PROMPT: Copy every entry word for word. Skip the pictures.

*** Opening THE DATA ***

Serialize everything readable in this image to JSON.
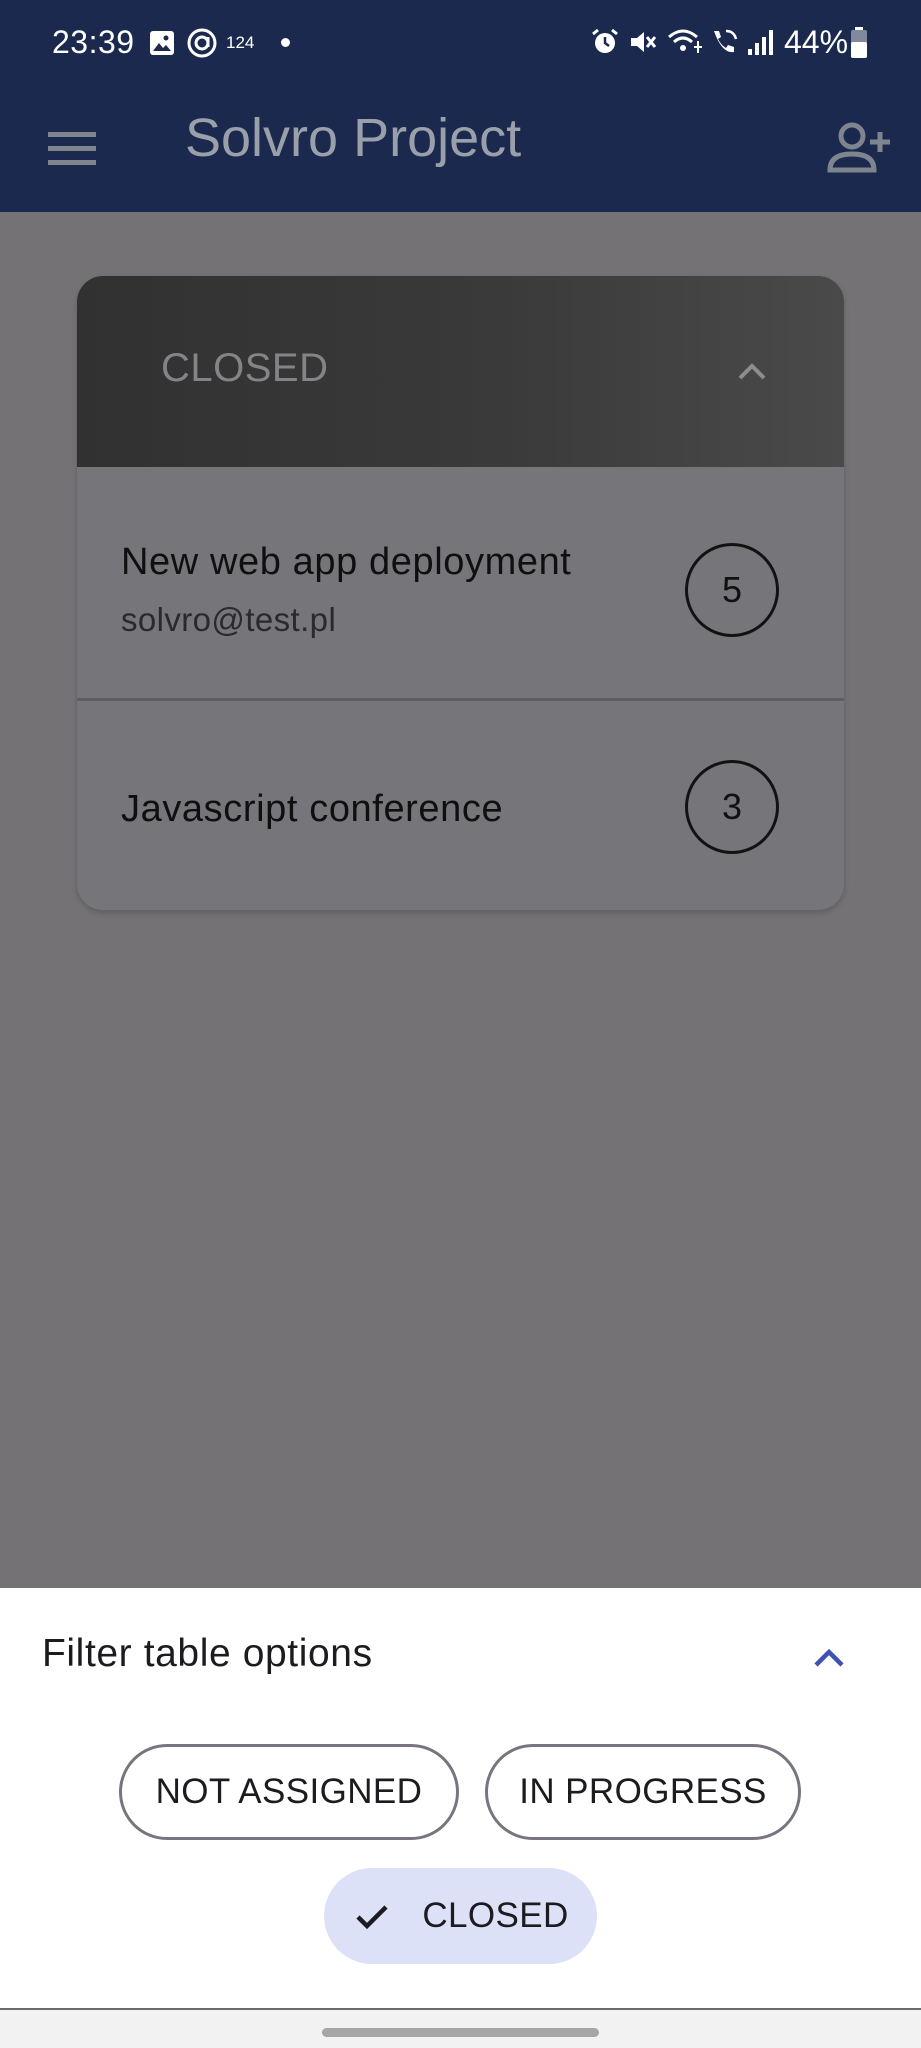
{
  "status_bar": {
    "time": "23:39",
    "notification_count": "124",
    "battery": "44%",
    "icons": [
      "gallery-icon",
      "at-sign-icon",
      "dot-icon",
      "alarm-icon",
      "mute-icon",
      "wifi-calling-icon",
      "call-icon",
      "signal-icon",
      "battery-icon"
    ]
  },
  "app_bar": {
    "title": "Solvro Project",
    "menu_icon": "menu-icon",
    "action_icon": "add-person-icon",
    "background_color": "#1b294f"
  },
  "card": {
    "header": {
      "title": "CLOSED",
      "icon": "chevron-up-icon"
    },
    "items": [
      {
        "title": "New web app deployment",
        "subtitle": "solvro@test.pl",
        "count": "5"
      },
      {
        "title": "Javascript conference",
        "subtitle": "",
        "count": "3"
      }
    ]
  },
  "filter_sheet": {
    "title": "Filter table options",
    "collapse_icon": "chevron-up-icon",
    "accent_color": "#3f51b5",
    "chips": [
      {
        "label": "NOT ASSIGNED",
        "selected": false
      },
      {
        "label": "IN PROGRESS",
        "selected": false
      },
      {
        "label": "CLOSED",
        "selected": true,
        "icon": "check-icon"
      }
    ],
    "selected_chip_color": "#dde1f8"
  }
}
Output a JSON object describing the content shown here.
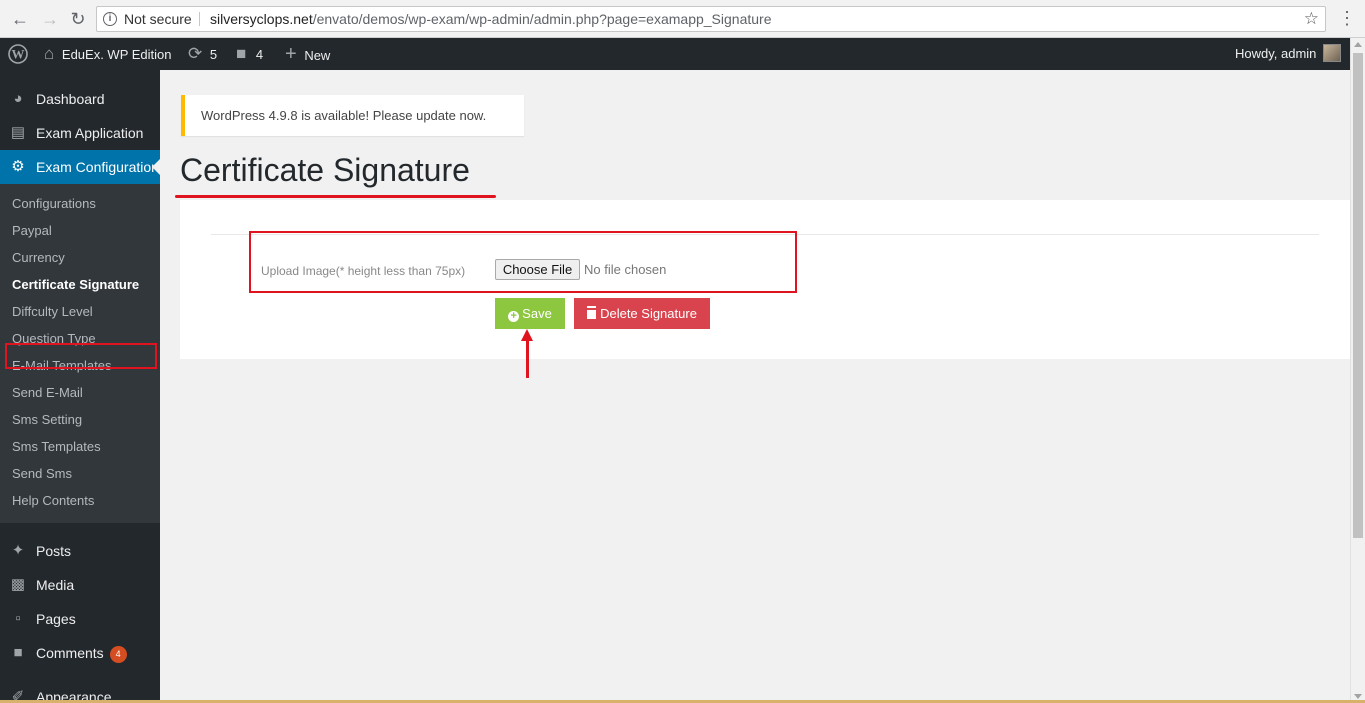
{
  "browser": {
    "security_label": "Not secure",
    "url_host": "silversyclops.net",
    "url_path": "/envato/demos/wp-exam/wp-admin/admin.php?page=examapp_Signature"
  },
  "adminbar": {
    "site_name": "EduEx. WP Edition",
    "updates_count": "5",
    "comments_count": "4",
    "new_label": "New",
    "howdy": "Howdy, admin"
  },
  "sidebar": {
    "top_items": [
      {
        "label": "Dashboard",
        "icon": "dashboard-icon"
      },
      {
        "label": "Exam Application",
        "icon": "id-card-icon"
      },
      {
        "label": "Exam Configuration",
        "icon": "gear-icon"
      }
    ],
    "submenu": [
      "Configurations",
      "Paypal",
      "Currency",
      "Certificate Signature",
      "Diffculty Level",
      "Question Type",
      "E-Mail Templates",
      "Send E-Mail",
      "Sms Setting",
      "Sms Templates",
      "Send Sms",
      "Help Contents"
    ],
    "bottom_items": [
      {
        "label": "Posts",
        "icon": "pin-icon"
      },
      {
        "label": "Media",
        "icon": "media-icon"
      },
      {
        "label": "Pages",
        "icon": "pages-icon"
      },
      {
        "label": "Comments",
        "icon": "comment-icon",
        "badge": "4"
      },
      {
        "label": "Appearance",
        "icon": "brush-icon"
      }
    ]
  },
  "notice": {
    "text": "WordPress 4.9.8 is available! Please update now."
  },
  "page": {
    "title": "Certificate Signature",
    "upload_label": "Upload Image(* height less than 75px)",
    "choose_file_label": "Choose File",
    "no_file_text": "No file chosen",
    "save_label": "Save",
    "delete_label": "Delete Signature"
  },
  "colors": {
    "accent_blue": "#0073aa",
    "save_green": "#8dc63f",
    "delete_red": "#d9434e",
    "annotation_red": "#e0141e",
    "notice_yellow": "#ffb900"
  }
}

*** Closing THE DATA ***

RESPONSE AREA:
Serialize everything readable in this image to JSON.
{
  "status_bar": {
    "time": "23:39",
    "notification_count": "124",
    "battery": "44%",
    "icons": [
      "gallery-icon",
      "at-sign-icon",
      "dot-icon",
      "alarm-icon",
      "mute-icon",
      "wifi-calling-icon",
      "call-icon",
      "signal-icon",
      "battery-icon"
    ]
  },
  "app_bar": {
    "title": "Solvro Project",
    "menu_icon": "menu-icon",
    "action_icon": "add-person-icon",
    "background_color": "#1b294f"
  },
  "card": {
    "header": {
      "title": "CLOSED",
      "icon": "chevron-up-icon"
    },
    "items": [
      {
        "title": "New web app deployment",
        "subtitle": "solvro@test.pl",
        "count": "5"
      },
      {
        "title": "Javascript conference",
        "subtitle": "",
        "count": "3"
      }
    ]
  },
  "filter_sheet": {
    "title": "Filter table options",
    "collapse_icon": "chevron-up-icon",
    "accent_color": "#3f51b5",
    "chips": [
      {
        "label": "NOT ASSIGNED",
        "selected": false
      },
      {
        "label": "IN PROGRESS",
        "selected": false
      },
      {
        "label": "CLOSED",
        "selected": true,
        "icon": "check-icon"
      }
    ],
    "selected_chip_color": "#dde1f8"
  }
}
Output a JSON object describing the content shown here.
{
  "browser": {
    "security_label": "Not secure",
    "url_host": "silversyclops.net",
    "url_path": "/envato/demos/wp-exam/wp-admin/admin.php?page=examapp_Signature"
  },
  "adminbar": {
    "site_name": "EduEx. WP Edition",
    "updates_count": "5",
    "comments_count": "4",
    "new_label": "New",
    "howdy": "Howdy, admin"
  },
  "sidebar": {
    "top_items": [
      {
        "label": "Dashboard",
        "icon": "dashboard-icon"
      },
      {
        "label": "Exam Application",
        "icon": "id-card-icon"
      },
      {
        "label": "Exam Configuration",
        "icon": "gear-icon"
      }
    ],
    "submenu": [
      "Configurations",
      "Paypal",
      "Currency",
      "Certificate Signature",
      "Diffculty Level",
      "Question Type",
      "E-Mail Templates",
      "Send E-Mail",
      "Sms Setting",
      "Sms Templates",
      "Send Sms",
      "Help Contents"
    ],
    "bottom_items": [
      {
        "label": "Posts",
        "icon": "pin-icon"
      },
      {
        "label": "Media",
        "icon": "media-icon"
      },
      {
        "label": "Pages",
        "icon": "pages-icon"
      },
      {
        "label": "Comments",
        "icon": "comment-icon",
        "badge": "4"
      },
      {
        "label": "Appearance",
        "icon": "brush-icon"
      }
    ]
  },
  "notice": {
    "text": "WordPress 4.9.8 is available! Please update now."
  },
  "page": {
    "title": "Certificate Signature",
    "upload_label": "Upload Image(* height less than 75px)",
    "choose_file_label": "Choose File",
    "no_file_text": "No file chosen",
    "save_label": "Save",
    "delete_label": "Delete Signature"
  },
  "colors": {
    "accent_blue": "#0073aa",
    "save_green": "#8dc63f",
    "delete_red": "#d9434e",
    "annotation_red": "#e0141e",
    "notice_yellow": "#ffb900"
  }
}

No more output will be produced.